A wider view has now been considered, with the inclusion of several mechanisms that may contribute to drug hypersensitivity reactions (DHR): the classical hapten hypothesis, the danger signal and the pharmacological interaction. Monitoring the acute response provides relevant information about the mechanisms involved, with the identification of a large number of genes that can be over-expressed or under-expressed in the acute phase of the response. Assessment of risk of developing reactions can be verified by HLA associations.
Further knowledge of these NI-DHR, including molecular genetics and transcriptomic analysis, has enabled a better understanding and management of these reactions.
aRoche Pharma Research and Early Development, Pharmaceutical Sciences, Roche Innovation Center Basel, F. Hoffmann-La Roche Ltd., Basel, Switzerland
bGeneral University Hospital of Alicante
cInfanta Leonor University Hospital, Allergy Service, Madrid, Spain

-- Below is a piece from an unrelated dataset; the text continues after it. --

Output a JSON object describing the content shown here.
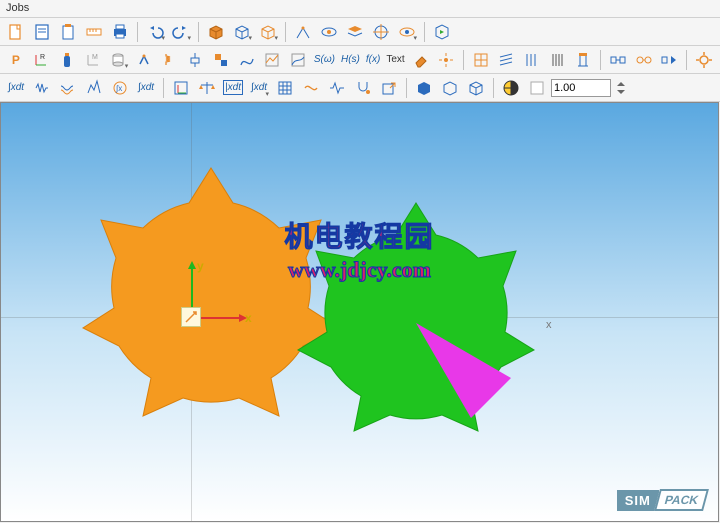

Correspondence to E. Gómez, Roche Pharma Research and Early Development, Pharmaceutical Sciences, Roche Innovation Center Basel, F. Hoffmann-La Roche Ltd., Basel, Brunngasse, 40. 4153. Reinach. BL., Switzerland. Tel: +41 76 321 40 37; e-mail: firstname.lastname@example.org